The Hollywood establishment wasn’t happy. Who were these people from New York scooping up awards? Bu the truth was, Weinstein’s taste (and that of his exceptional staff) had already changed Hollywood. It wasn’t just the Oscar nominees. The other releases, too, like “Like Water for Chocolate,” “The Long Walk Home,” “Mediterraneo”– all of them were top notch, first class, beautifully made. “Cinema Paradiso” put Miramax on the Oscar map for Best Foreign Film. Everyone talked about “The Cook, The Thief, His Wife and Her Lover.” Everyone.
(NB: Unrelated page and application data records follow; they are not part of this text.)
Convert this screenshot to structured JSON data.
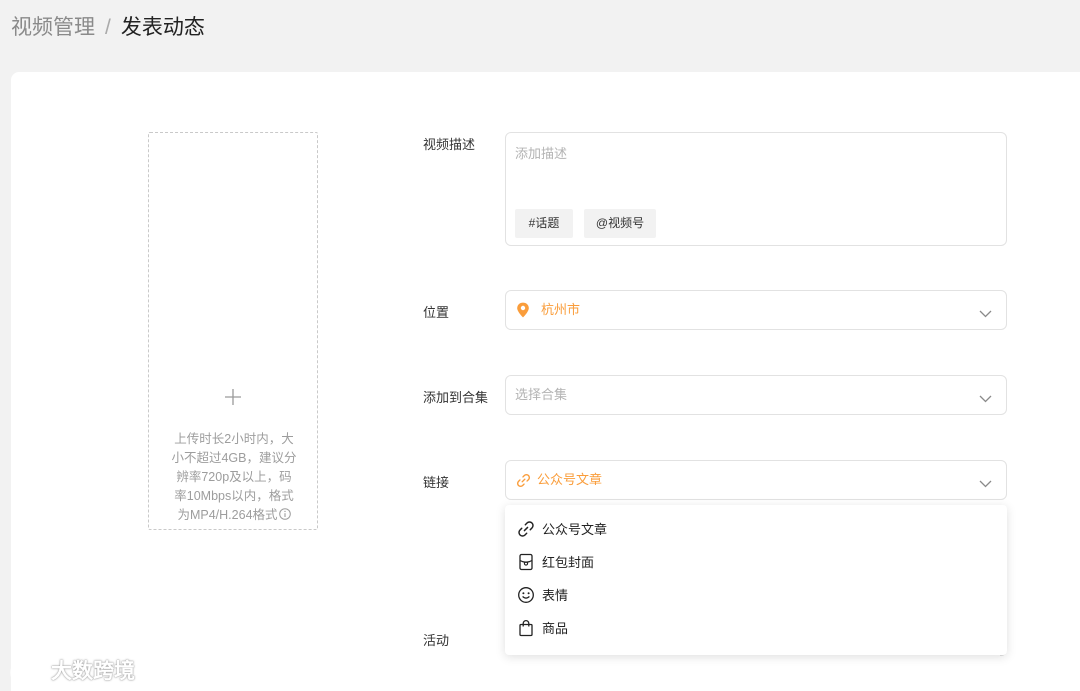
{
  "breadcrumb": {
    "parent": "视频管理",
    "separator": "/",
    "current": "发表动态"
  },
  "upload": {
    "tip_lines": [
      "上传时长2小时内，大",
      "小不超过4GB，建议分",
      "辨率720p及以上，码",
      "率10Mbps以内，格式",
      "为MP4/H.264格式"
    ],
    "icon": "plus-icon"
  },
  "form": {
    "description": {
      "label": "视频描述",
      "placeholder": "添加描述",
      "topic_tag": "#话题",
      "account_tag": "@视频号"
    },
    "location": {
      "label": "位置",
      "value": "杭州市",
      "icon": "location-pin-icon"
    },
    "collection": {
      "label": "添加到合集",
      "placeholder": "选择合集"
    },
    "link": {
      "label": "链接",
      "value": "公众号文章",
      "icon": "link-icon"
    },
    "activity": {
      "label": "活动"
    }
  },
  "link_dropdown": {
    "options": [
      {
        "label": "公众号文章",
        "icon": "link-icon"
      },
      {
        "label": "红包封面",
        "icon": "red-packet-cover-icon"
      },
      {
        "label": "表情",
        "icon": "smiley-icon"
      },
      {
        "label": "商品",
        "icon": "shopping-bag-icon"
      }
    ]
  },
  "watermark": {
    "text": "大数跨境"
  },
  "colors": {
    "accent": "#fa9d3b",
    "page_bg": "#f2f2f2",
    "card_bg": "#ffffff",
    "border": "#e2e2e2",
    "placeholder": "#b3b3b3"
  }
}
Tarantino’s “Reservoir Dogs” was a milestone launch of a new director. “Clerks” became the template for indie films. “Priest” was controversial.
And then came “The English Patient.” Anthony Minghella’s watershed epic won the 1997 Best Picture and 8 other Oscars. It was nominated for a total of 12. It became a recurring joke on “Seinfeld.” I will never forget all the winners and nominees, plus people like Mick Jagger and Keith Richards pouring into the Mondrian Hotel for the studio party that night. Sunset Boulevard was totally blocked. It was madness, with A listers clamoring for invites. That was the watershed.
All together, Miramax scored 68 Oscars during its run including Best Picture wins also for “Shakespeare in Love,” and “Chicago.” Robin Williams, Michael Caine, Judi Dench, Juliette Binoche, Gywneth Paltrow, Catherine Zeta Jones all took home gold. So did Roberto Benigni for “Life is Beautiful” — 4 wins at the 1998 Oscars with a total of 7 nominations. Cate Blanchett won Best Supporting Actress in 2004 for”The Aviator,” which had 11 nominations. In between there were Best Picture nominations for “Chocolat,” “Cider House Rules,” “Frida,” “In the Bedroom,” “Finding Neverland.” And of course there was “Good Will Hunting,” which put Ben Affleck and Matt Damon on the map with a Best Original Screenplay Oscar.
And let us not forget “Fahrenheit 911,” which Harvey and Bob Weinstein co-produced. But when Disney wouldn’t let them release, it, the Michael Moore film went on to make over $200 million.
When the Weinsteins formed their own company in 2005, more Oscars came– two Best Pictures, “The King’s Speech” and “The Artist,” not to mention multiple nominations for “Philomena,” “Lion,” “Vicky Christina Barcelona,” and more Tarantino films. Meryl Streep became a regular Oscar nominee at Miramax/Weinstein, eventually winning for “The Iron Lady.” Nicole Kidman also became a favorite, winning for “The Hours” (a co-production). The Weinstein Company also won Oscars Best Documentary for “20 Feet from Stardom” and “Citizenfour.”
And now the whole thing is over. Without Harvey, there is no Weinstein Company. And the Weinstein Company is changing its name. “Wind River,” “The Current War,” and “The Upside”– all intended to be TWC candidates for Oscar noms this year, will suffer. Who knows what the future will bring. But the Oscars– airing March 3rd, 2018 — will be a much different show.